What, instead, did [Lila] and Stefano have in mind, where did they think they were living? They were behaving in a way that wasn’t familiar even in the poems that I studied in school, in novels I read. I was puzzled. They weren’t reacting to the insults, even the truly intolerable insult that the Solaras were making (273).

The other really lovely subtlety of the novel is the interplay between the poverty of the neighborhood and education. Elena and Lila are both—well, in a word—brilliant, and Ferrante shows the development of their intellects and the struggles which ensue with a thorough beauty. I ended up, in my state of panic, reading the book in two days flat. But that may also be a function of the easy (which I do not mean disparagingly) prose and Ferrante’s ability to suck her readers in. In fact, although I knew going in that it was the first in a series, I have to admit I was a bit annoyed at the forcefulness of the serialization: I feel that I have to read the next book in order to finish the story and that can, and for me does, feel manipulative. But, as I enjoyed reading it, it is not perhaps too burdensome of a manipulation.

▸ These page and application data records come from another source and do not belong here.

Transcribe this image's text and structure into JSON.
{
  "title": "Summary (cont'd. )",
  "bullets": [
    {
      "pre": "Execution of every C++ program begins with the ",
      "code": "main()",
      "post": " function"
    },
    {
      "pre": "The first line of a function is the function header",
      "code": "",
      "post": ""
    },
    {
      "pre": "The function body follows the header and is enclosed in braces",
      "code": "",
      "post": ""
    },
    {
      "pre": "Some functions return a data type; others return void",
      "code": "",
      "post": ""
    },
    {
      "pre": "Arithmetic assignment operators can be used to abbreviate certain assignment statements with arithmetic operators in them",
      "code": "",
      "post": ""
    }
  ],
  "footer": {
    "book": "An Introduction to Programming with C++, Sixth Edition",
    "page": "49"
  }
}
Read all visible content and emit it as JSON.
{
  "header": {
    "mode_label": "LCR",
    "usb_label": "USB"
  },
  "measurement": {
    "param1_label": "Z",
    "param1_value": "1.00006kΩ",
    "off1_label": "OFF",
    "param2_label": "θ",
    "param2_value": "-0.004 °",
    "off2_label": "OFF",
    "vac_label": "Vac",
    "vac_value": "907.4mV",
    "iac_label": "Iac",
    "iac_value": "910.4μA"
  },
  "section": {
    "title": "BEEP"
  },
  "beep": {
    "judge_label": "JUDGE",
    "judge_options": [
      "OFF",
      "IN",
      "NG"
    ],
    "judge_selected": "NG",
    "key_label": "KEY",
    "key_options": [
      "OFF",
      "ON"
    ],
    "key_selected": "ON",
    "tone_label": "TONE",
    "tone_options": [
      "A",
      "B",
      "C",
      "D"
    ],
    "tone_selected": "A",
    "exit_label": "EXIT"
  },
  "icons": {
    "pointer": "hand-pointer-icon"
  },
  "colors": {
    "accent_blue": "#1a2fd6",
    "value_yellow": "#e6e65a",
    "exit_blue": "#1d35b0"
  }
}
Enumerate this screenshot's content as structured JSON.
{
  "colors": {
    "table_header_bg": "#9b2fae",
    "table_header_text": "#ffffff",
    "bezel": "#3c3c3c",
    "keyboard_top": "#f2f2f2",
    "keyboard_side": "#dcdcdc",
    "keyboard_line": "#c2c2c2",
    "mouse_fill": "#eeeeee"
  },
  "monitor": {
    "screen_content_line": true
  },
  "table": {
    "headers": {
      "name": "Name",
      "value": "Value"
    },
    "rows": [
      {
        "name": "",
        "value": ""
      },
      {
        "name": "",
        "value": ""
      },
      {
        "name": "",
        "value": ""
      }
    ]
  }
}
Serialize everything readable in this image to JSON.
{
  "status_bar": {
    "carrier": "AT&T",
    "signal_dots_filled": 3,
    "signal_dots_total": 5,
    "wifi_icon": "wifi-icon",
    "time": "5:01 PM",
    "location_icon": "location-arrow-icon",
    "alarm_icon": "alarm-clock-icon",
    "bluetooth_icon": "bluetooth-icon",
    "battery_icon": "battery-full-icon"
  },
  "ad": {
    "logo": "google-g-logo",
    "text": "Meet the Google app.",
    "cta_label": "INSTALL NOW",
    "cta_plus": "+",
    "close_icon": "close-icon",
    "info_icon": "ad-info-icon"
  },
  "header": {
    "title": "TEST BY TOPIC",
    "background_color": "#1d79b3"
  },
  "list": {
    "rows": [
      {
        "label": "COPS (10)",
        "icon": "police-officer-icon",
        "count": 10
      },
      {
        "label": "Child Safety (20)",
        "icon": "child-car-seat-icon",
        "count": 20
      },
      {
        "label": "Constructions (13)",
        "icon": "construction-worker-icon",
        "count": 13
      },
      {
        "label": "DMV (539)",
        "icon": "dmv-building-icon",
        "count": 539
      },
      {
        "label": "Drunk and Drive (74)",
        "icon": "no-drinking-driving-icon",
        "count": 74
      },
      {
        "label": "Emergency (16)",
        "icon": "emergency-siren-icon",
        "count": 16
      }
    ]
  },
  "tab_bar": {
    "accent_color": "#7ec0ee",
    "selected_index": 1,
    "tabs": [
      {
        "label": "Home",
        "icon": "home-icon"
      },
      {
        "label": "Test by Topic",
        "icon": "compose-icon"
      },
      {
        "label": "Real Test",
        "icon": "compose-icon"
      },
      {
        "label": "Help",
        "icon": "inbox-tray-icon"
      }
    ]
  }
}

Here is my main serious complaint: I really hate the cover. I am glad to be done reading it so that I can be done having to look at the hideous thing. It is tacky and expresses nothing of the depth the novel offers: friendship, humanity, quotidian struggle, familial pressure, coming-of-age, prejudices, and culture. Instead it looks something like what the book is in danger of being misunderstood as: a made for TV melodrama mini-series. I have spent time in Naples (although the above photo of two of my children is in Rome it expresses the visual beauty of the country) I went back and looked at some photos I had taken Italy and Naples. The inner city is sensual and striking and I can not understand why the cover to this novel is so cheesy given the resources. This may be a small matter to some people, but I would argue that it is not. Whether one fully realizes it or not, these things matter. If you are asking me to read a book of some 350 pages, you would be wise to make me want to first hold that book in my hands.